Birds are Missing in New England

Where have all the birds gone?  A month ago I noticed a sharp drop off of goldfinches at the feeder. The local bird seed supplier has seen his sales of birdseed go to almost nothing, as there are so few takers at the feeders.


Anonymous said...

I have heard that there is a staph infection raging especially among the finches. Come to think of it I have not seen many either. It was a wet year there is a lot of food. N1IPP

Anonymous said...

By the way the local bird seed supplier has the best birdseed. Squirrels and bird are in agreement. N1IPP

Anonymous said...

Steve B said the same exact sudden decrease occurred in NH. This is widespread.

Bob Crowley said...

December 13 2009 update: I have had many google hits - people entering "birds gone in New England" and similar search strings. Today I saw juncos, rufous sided towhees, bluejays, nuthatches, chickadees, one titmouse, one dove, and several crows. No finches of any kind to be seen here in Sudbury. I even got rid of my old feeders, bought fresh seed and tested my old seed for salmonella. Negative on that.

Several weeks ago I did see one juvenile-ish appearing goldfinch at the feeder, sluggish and wobbly.

Certainly, something has happened to the birds.

Anonymous said...

Right next door to Sudbury, we have seen the same complete collapse (not too strong a phrase) of the population of birds at the feeder. We have changed seed, scrubbed the feeders clean (water and 5% bleach, thoroughly rinsed), etc., to no avail.

Over the past 7 years, we have had no trouble getting very large populations of all types of birds to our feeders. Usually in a day or two we are at full strength. Since we restocked the feeders in September, we have not seen any birds to speak of (the occasional chickadee). This is widespread, across all species.

We are on the edge of a conservation area (typical eastern New England mixed forest) and see a lot of chickadees, goldfinches, titmice, cardinals, nuthatches, woodpeckers (hairy, downy, and red bellied), dark-eyed juncos, mourning doves, crows, some blue jays and wrens. They are all gone. (Gray and red squirrels are gone too; however, the chipmunk population is holding up.)

We feed suet, black-oil sunflower, and niger/thistle. There is no interest in any of these foods (if there are any birds even out there).

We have not been able to identify birds beyond the feeder. There are few in the trees and the songs are gone, for the most part. Chickadees still call, but they don't seem to be going to the feeder in any numbers. Other bird calls (noticeably absent are the doves) are gone.

I don't see how this is the result of the wetter than usual year leading to an oversupply of readily available natural food. I have never seen birds "prefer" natural foods when there is abundant feeder food. They are scavengers and go for the easiest food available. Every year, we have to refill the feeders every other day.

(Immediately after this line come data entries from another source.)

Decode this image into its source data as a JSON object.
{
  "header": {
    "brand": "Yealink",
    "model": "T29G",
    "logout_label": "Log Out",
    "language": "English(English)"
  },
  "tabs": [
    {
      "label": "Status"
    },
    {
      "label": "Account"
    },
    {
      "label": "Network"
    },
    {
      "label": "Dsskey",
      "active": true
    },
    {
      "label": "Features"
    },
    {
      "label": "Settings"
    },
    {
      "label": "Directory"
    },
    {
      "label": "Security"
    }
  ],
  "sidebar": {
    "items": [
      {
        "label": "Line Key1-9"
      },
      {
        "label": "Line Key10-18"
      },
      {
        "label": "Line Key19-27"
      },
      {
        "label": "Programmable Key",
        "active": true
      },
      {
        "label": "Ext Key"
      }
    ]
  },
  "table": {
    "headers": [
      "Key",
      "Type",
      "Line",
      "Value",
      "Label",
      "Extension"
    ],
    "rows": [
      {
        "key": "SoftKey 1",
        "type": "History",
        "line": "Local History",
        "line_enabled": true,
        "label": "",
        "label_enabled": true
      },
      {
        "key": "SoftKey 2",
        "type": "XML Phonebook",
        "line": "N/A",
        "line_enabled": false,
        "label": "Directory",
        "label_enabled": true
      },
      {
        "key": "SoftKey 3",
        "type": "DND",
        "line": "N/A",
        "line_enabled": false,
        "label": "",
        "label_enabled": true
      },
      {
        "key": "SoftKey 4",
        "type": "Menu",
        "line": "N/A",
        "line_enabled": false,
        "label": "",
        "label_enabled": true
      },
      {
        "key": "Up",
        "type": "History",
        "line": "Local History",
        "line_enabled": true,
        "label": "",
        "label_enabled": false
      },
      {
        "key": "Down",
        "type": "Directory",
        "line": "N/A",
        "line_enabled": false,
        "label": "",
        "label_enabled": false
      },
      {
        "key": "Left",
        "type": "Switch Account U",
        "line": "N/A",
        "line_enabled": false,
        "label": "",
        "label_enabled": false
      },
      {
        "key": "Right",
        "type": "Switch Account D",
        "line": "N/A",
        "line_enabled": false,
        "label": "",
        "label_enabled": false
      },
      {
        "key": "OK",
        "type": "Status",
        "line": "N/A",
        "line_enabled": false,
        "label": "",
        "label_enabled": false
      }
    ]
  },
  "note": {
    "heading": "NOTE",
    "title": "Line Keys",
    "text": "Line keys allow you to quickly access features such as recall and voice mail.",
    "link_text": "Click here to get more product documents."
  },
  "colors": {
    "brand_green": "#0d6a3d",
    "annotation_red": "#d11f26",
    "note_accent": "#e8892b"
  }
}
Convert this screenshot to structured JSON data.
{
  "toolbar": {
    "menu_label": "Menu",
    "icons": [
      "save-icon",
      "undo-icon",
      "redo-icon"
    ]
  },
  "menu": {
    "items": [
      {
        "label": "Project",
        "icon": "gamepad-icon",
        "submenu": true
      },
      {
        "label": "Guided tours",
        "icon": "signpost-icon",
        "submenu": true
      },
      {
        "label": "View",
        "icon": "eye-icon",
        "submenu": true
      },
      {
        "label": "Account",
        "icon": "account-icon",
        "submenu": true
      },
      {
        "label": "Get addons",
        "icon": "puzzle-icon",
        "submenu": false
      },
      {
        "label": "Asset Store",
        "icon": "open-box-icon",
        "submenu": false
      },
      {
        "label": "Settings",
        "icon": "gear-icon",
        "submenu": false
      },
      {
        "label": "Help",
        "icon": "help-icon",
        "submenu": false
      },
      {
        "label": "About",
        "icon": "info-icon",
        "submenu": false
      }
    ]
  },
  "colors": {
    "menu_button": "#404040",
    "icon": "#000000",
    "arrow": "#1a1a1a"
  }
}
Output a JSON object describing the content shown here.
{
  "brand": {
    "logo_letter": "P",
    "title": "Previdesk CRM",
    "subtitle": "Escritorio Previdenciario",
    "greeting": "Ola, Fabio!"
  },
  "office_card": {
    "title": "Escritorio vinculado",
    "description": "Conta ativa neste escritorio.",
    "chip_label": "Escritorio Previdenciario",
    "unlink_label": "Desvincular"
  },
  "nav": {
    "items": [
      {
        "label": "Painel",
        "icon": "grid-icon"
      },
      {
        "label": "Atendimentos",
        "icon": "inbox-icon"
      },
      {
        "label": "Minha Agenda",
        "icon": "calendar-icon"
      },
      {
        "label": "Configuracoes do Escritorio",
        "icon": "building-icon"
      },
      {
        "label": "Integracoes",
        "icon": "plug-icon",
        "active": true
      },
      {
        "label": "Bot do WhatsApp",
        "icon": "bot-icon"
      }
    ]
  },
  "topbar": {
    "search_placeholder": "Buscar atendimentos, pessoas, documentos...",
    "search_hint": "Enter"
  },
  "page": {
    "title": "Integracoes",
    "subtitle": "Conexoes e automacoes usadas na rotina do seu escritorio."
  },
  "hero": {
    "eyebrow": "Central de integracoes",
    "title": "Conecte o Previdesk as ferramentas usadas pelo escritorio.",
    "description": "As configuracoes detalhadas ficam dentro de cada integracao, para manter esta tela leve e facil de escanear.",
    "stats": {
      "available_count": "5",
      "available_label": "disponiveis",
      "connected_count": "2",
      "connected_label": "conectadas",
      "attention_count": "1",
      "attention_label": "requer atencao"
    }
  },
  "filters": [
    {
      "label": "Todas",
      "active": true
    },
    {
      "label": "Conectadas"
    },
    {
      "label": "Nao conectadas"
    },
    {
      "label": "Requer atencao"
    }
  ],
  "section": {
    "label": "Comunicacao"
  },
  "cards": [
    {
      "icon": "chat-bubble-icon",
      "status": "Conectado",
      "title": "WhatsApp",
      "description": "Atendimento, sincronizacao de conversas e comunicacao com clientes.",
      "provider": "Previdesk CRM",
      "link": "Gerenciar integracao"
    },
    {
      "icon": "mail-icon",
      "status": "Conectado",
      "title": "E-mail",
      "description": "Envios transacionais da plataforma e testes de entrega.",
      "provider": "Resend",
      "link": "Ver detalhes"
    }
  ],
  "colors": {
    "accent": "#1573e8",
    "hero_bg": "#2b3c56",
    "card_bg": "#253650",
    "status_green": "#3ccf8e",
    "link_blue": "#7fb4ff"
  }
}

I have talked with many friends in the metrowest area and every single one is experiencing the same thing. But I see no discussion of this among any of the usual suspects (including Mass Audubon, Bird Observer/MassBird, or Cornell).

Who would know about this?

Bob Crowley said...

My company is next to Farmer's Exchange, which sells birdseed among other things. Sales have dropped and the standard answer is "just nature's bounty" which is nonsense.

The birds are sick. Today I saw a sluggish juvenile goldfinch at the brand new, cleaned and tested thistle feeder. He looked and acted hungry, but didn't seem to care about me. I think he is a survivor, now getting his appetite back.

Yesterday a very good sized flock of fit looking juncos arrived, and they do like thistle on the ground, so I am watching them closely.

Who would know indeed? The Audubon Society has been silent.

Bob Crowley said...

Oh, and of course, we could certainly be the culprits, with tainted seed perhaps, or by spread of disease at feeders.